The journalist in question is Zane Pinchback, a black reporter living in New York who travels south and goes incognegro for one last time after receiving news of his brother’s arrest in the Mississippi. His brother’s been accused of murdering a white woman, and unless Zane can manage to clear his name, or at the very least break him out of jail and out of the South, it’s very likely his brother’s going to end up the victim of a lynch mob.

The story draws from Mat Johnson’s own experience with being a light-skinned African-American man. In his introduction to the 2018 edition of the book (published under Dark Horse’s Berger Books imprint), Johnson states: “I grew up a black boy who looked white…My mom even got me a dashiki so I could fit in with the other kids, but the contrast between the colorful African garb and my nearly blond, straight brown hair just made things worse.”

He goes on to explain how he had dreams of “going incognegro” to infiltrate white supremacist groups, to expose their plans. He also explains that his interest in civil rights activist Walter White, the former head of the NAACP who himself went incognegro to investigate lynchings in the South, also came to define the book.


Johnson and Pleece make an important decision by presenting the book in black and white. The absence of full colors is not so much an attempt at avoiding the discussion as it is a challenge to it. As a reader, one is forced to imagine how light Zane’s skin color truly is. It also allows for an even more difficult exercise: debating whether his physical features can reveal his true identity.

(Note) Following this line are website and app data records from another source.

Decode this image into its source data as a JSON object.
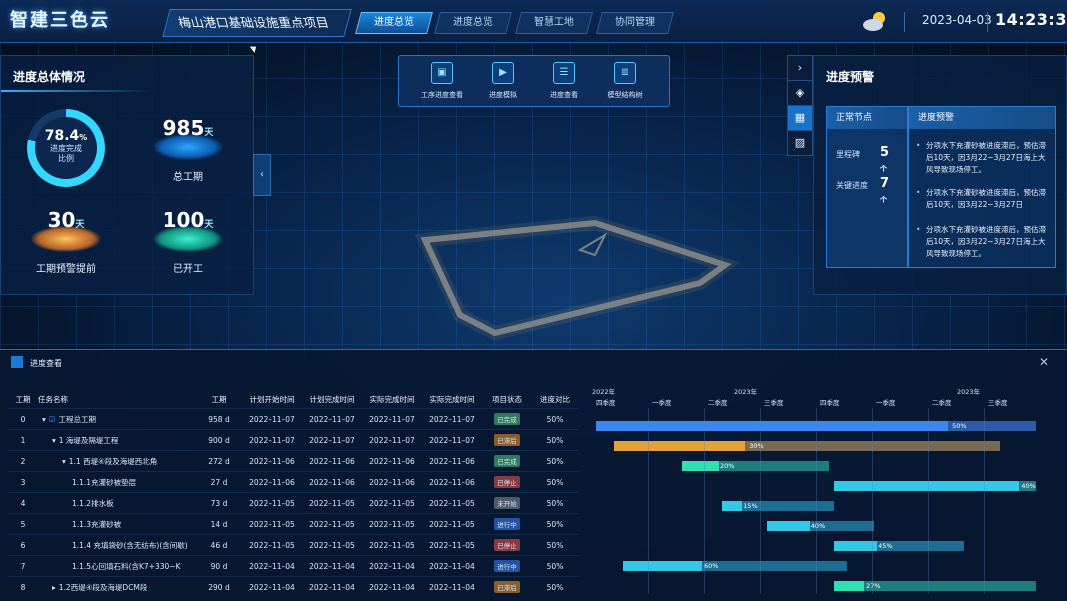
{
  "header": {
    "logo": "智建三色云",
    "project": "梅山港口基础设施重点项目",
    "tabs": [
      {
        "label": "进度总览",
        "active": true
      },
      {
        "label": "进度总览",
        "active": false
      },
      {
        "label": "智慧工地",
        "active": false
      },
      {
        "label": "协同管理",
        "active": false
      }
    ],
    "weather_icon": "partly-cloudy-icon",
    "date": "2023-04-03",
    "time": "14:23:32"
  },
  "left_panel": {
    "title": "进度总体情况",
    "completion": {
      "value": "78.4",
      "unit": "%",
      "label_line1": "进度完成",
      "label_line2": "比例",
      "fraction": 0.784
    },
    "total_days": {
      "value": "985",
      "unit": "天",
      "label": "总工期"
    },
    "ahead_days": {
      "value": "30",
      "unit": "天",
      "label": "工期预警提前"
    },
    "started_days": {
      "value": "100",
      "unit": "天",
      "label": "已开工"
    }
  },
  "toolbar": {
    "items": [
      {
        "label": "工序进度查看",
        "icon": "process-view-icon"
      },
      {
        "label": "进度模拟",
        "icon": "simulation-play-icon"
      },
      {
        "label": "进度查看",
        "icon": "progress-list-icon"
      },
      {
        "label": "模型结构树",
        "icon": "model-tree-icon"
      }
    ]
  },
  "side_buttons": [
    "chevron-right-icon",
    "layers-icon",
    "cube-icon",
    "hatch-icon"
  ],
  "right_panel": {
    "title": "进度预警",
    "normal_title": "正常节点",
    "milestone_label": "里程碑",
    "milestone_value": "5",
    "milestone_unit": "个",
    "key_label": "关键进度",
    "key_value": "7",
    "key_unit": "个",
    "warning_title": "进度预警",
    "warnings": [
      "分项水下充灌砂被进度滞后，预估滞后10天，因3月22~3月27日海上大风导致现场停工。",
      "分项水下充灌砂被进度滞后，预估滞后10天，因3月22~3月27日",
      "分项水下充灌砂被进度滞后，预估滞后10天，因3月22~3月27日海上大风导致现场停工。"
    ]
  },
  "bottom_panel": {
    "title": "进度查看",
    "columns": [
      "工期",
      "任务名称",
      "工期",
      "计划开始时间",
      "计划完成时间",
      "实际完成时间",
      "实际完成时间",
      "项目状态",
      "进度对比"
    ],
    "rows": [
      {
        "idx": "0",
        "name": "工程总工期",
        "level": 0,
        "arrow": "▾",
        "dur": "958 d",
        "ps": "2022–11–07",
        "pe": "2022–11–07",
        "as": "2022–11–07",
        "ae": "2022–11–07",
        "status": "已完成",
        "pct": "50%"
      },
      {
        "idx": "1",
        "name": "1 海堤及隔堤工程",
        "level": 1,
        "arrow": "▾",
        "dur": "900 d",
        "ps": "2022–11–07",
        "pe": "2022–11–07",
        "as": "2022–11–07",
        "ae": "2022–11–07",
        "status": "已滞后",
        "pct": "50%"
      },
      {
        "idx": "2",
        "name": "1.1 西堤④段及海堤西北角",
        "level": 2,
        "arrow": "▾",
        "dur": "272 d",
        "ps": "2022–11–06",
        "pe": "2022–11–06",
        "as": "2022–11–06",
        "ae": "2022–11–06",
        "status": "已完成",
        "pct": "50%"
      },
      {
        "idx": "3",
        "name": "1.1.1充灌砂被垫层",
        "level": 3,
        "arrow": "",
        "dur": "27 d",
        "ps": "2022–11–06",
        "pe": "2022–11–06",
        "as": "2022–11–06",
        "ae": "2022–11–06",
        "status": "已停止",
        "pct": "50%"
      },
      {
        "idx": "4",
        "name": "1.1.2排水板",
        "level": 3,
        "arrow": "",
        "dur": "73 d",
        "ps": "2022–11–05",
        "pe": "2022–11–05",
        "as": "2022–11–05",
        "ae": "2022–11–05",
        "status": "未开始",
        "pct": "50%"
      },
      {
        "idx": "5",
        "name": "1.1.3充灌砂被",
        "level": 3,
        "arrow": "",
        "dur": "14 d",
        "ps": "2022–11–05",
        "pe": "2022–11–05",
        "as": "2022–11–05",
        "ae": "2022–11–05",
        "status": "进行中",
        "pct": "50%"
      },
      {
        "idx": "6",
        "name": "1.1.4 充填袋砂(含无纺布)(含间歇)",
        "level": 3,
        "arrow": "",
        "dur": "46 d",
        "ps": "2022–11–05",
        "pe": "2022–11–05",
        "as": "2022–11–05",
        "ae": "2022–11–05",
        "status": "已停止",
        "pct": "50%"
      },
      {
        "idx": "7",
        "name": "1.1.5心回填石料(含K7+330~K",
        "level": 3,
        "arrow": "",
        "dur": "90 d",
        "ps": "2022–11–04",
        "pe": "2022–11–04",
        "as": "2022–11–04",
        "ae": "2022–11–04",
        "status": "进行中",
        "pct": "50%"
      },
      {
        "idx": "8",
        "name": "1.2西堤④段及海堤DCM段",
        "level": 1,
        "arrow": "▸",
        "dur": "290 d",
        "ps": "2022–11–04",
        "pe": "2022–11–04",
        "as": "2022–11–04",
        "ae": "2022–11–04",
        "status": "已滞后",
        "pct": "50%"
      }
    ],
    "gantt": {
      "years": [
        "2022年",
        "2023年",
        "2023年"
      ],
      "quarters": [
        "四季度",
        "一季度",
        "二季度",
        "三季度",
        "四季度",
        "一季度",
        "二季度",
        "三季度"
      ],
      "bars": [
        {
          "start": 0.01,
          "end": 0.99,
          "progress": 0.8,
          "label": "50%",
          "color": "#3c86f0",
          "track": "#2c5aa6"
        },
        {
          "start": 0.05,
          "end": 0.91,
          "progress": 0.34,
          "label": "30%",
          "color": "#e3a23c",
          "track": "#7b6a53"
        },
        {
          "start": 0.2,
          "end": 0.53,
          "progress": 0.25,
          "label": "20%",
          "color": "#31e0b0",
          "track": "#1f7c7d"
        },
        {
          "start": 0.54,
          "end": 0.99,
          "progress": 0.92,
          "label": "40%",
          "color": "#33c9e6",
          "track": "#1f7c8d"
        },
        {
          "start": 0.29,
          "end": 0.54,
          "progress": 0.18,
          "label": "15%",
          "color": "#33c9e6",
          "track": "#1d6d92"
        },
        {
          "start": 0.39,
          "end": 0.63,
          "progress": 0.4,
          "label": "40%",
          "color": "#33c9e6",
          "track": "#1d6d92"
        },
        {
          "start": 0.54,
          "end": 0.83,
          "progress": 0.33,
          "label": "45%",
          "color": "#33c9e6",
          "track": "#1d6d92"
        },
        {
          "start": 0.07,
          "end": 0.57,
          "progress": 0.35,
          "label": "60%",
          "color": "#33c9e6",
          "track": "#1d6d92"
        },
        {
          "start": 0.54,
          "end": 0.99,
          "progress": 0.15,
          "label": "27%",
          "color": "#31e0b0",
          "track": "#1f7c7d"
        }
      ]
    },
    "status_colors": {
      "已完成": "#2f7a5d",
      "已滞后": "#8a5e2c",
      "已停止": "#8a3a44",
      "未开始": "#4e5a6a",
      "进行中": "#2453a6"
    }
  }
}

It’s a unique kind of tension that Johnson and Pleece manage to extract from this set of intensely visual ideas. I found myself worrying over Zane’s “racial tells” every time a new white character interacted with him. It made me question whether I was being too superficial in my fears just by focusing on the character’s physical traits. What did this say about me as a reader? As a person?

Incognegro does not take for granted the unique position it puts its readers in. As Zane melts into his undercover identity and navigates dangerous white spaces, he comes across black characters that can see beyond the racial disguise. Some do so by witnessing his actions, others by taking a closer look at him. The discussion turns even more complicated then. Is it actions and the recognition of a shared experience that make someone black? How much of it is skin color and how much of it is behavior?

Black Lives Matter

These questions aren’t exclusive to people of color in the comic. The story’s villain, a high-ranking member of the KKK’s head office in Mississippi, also adds a wrinkle or two into the equation and makes for a finale that brings even more questions into the fray. Ultimately there are no easy answers to any of the questions put forth by the book, and by extension, there are no definitive answers to aspire to either. Race is too rich in form and variation to conform to any singular idea of identity. That’s something not everyone is willing to accept or understand.

Zane’s racially charged voyage into the South—for justice, no less—makes the book essential reading in the times of the Black Lives Matter movement and its call for social accountability for racist behavior. Johnson and Pleece’s work is exemplary and manages to be accessible despite the very difficult questions it poses. Nonetheless, they’re questions that need to be asked, and that dare us to give them an answer.